Task directions
From the records below, copy every line that contains the word "name".

Dataset extract
******
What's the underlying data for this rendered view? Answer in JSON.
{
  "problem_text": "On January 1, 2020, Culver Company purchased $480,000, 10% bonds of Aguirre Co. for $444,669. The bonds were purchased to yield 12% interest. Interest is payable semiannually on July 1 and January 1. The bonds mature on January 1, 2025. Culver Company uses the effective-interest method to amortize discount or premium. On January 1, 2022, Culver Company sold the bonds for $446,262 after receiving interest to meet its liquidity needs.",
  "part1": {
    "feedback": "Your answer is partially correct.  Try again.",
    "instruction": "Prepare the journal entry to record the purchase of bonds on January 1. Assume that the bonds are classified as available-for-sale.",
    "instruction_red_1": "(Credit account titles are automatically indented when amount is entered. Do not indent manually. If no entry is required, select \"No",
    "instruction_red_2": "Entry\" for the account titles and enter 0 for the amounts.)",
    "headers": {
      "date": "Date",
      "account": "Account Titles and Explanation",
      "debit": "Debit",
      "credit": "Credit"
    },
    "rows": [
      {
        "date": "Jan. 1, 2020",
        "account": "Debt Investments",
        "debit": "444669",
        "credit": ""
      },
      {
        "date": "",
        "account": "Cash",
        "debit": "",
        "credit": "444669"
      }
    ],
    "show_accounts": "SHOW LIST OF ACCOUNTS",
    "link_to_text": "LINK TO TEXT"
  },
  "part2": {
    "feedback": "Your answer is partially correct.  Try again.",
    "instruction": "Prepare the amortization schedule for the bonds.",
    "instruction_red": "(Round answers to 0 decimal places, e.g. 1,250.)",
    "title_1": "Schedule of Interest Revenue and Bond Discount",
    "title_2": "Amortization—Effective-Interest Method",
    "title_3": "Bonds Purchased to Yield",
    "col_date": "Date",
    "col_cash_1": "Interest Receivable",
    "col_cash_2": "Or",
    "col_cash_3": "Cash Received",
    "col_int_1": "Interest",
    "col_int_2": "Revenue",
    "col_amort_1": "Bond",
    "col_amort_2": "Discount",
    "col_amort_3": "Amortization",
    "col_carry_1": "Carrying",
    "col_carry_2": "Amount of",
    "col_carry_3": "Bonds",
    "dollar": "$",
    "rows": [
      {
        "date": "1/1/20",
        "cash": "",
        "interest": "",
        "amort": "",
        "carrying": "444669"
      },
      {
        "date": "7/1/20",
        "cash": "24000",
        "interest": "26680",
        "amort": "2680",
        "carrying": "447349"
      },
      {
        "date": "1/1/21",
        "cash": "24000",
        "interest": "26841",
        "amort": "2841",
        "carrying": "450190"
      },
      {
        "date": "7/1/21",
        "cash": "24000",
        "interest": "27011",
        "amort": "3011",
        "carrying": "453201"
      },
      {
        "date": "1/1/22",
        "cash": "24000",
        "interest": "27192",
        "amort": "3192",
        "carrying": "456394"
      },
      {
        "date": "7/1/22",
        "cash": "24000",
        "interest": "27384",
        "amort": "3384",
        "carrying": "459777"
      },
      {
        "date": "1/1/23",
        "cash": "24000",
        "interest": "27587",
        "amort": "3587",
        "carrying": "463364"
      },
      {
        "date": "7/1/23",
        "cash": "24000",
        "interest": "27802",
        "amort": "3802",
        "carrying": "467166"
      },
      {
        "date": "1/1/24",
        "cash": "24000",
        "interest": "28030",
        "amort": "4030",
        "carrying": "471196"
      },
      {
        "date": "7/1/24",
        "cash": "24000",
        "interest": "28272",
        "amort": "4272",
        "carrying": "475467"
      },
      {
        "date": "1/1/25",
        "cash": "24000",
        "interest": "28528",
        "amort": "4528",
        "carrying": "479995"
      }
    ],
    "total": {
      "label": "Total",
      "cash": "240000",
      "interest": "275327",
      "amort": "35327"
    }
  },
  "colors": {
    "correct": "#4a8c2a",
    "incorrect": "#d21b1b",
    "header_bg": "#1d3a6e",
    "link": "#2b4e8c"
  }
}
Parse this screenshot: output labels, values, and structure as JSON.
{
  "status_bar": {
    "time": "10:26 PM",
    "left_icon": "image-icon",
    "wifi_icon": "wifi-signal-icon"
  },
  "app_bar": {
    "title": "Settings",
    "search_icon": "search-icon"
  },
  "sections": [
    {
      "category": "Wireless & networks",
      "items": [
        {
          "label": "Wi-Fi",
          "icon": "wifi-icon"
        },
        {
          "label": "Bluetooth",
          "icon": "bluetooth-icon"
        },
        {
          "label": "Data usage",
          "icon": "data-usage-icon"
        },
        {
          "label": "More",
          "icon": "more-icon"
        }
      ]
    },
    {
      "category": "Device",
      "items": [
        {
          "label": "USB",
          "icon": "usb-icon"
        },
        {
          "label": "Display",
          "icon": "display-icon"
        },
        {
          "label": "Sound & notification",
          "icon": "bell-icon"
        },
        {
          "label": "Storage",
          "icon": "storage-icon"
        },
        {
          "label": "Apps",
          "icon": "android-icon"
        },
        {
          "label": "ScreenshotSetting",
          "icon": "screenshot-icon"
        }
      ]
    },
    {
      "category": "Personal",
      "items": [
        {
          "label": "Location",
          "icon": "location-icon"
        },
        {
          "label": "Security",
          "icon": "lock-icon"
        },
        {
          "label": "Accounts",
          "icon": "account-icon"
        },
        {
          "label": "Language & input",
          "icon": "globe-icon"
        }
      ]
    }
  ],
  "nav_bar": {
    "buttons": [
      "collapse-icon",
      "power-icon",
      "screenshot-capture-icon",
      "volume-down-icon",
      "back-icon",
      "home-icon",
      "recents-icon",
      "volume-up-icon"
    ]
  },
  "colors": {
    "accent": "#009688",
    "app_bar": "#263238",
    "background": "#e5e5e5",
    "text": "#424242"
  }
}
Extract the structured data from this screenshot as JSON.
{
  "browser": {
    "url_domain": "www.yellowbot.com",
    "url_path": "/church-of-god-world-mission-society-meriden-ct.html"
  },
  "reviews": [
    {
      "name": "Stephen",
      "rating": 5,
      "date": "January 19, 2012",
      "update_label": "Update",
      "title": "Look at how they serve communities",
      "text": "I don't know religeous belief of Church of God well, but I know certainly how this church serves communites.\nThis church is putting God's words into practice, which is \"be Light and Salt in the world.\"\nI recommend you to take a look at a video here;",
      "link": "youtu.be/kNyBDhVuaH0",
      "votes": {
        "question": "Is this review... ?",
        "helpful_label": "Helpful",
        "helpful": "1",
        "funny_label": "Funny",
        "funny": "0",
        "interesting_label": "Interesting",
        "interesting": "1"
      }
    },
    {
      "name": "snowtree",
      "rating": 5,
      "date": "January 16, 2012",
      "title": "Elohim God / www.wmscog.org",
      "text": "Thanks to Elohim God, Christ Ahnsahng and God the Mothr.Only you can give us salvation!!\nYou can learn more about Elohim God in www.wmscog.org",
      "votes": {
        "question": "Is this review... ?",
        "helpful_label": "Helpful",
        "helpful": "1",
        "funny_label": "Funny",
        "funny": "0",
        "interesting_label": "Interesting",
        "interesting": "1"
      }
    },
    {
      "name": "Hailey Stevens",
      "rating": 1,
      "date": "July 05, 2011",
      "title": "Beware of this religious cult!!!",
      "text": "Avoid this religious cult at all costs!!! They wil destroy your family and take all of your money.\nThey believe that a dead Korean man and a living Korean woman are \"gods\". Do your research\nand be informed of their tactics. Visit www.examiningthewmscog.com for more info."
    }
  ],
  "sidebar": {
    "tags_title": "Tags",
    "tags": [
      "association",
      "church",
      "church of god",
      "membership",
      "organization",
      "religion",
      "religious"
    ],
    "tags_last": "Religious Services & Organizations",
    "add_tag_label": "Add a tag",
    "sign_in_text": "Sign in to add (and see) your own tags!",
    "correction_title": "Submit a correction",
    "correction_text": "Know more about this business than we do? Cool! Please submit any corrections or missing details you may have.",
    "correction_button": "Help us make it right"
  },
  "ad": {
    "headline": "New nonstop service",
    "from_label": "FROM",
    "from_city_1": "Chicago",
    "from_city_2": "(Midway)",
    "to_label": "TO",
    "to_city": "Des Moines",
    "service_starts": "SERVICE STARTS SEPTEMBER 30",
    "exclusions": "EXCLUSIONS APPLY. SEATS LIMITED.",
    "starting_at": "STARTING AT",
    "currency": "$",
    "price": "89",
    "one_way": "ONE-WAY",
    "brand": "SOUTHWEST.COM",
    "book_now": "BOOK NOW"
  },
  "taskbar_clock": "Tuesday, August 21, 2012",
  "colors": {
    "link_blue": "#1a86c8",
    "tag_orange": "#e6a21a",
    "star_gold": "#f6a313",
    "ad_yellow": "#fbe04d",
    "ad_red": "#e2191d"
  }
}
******
Exercise result
      "name": "Stephen",
      "name": "snowtree",
      "name": "Hailey Stevens",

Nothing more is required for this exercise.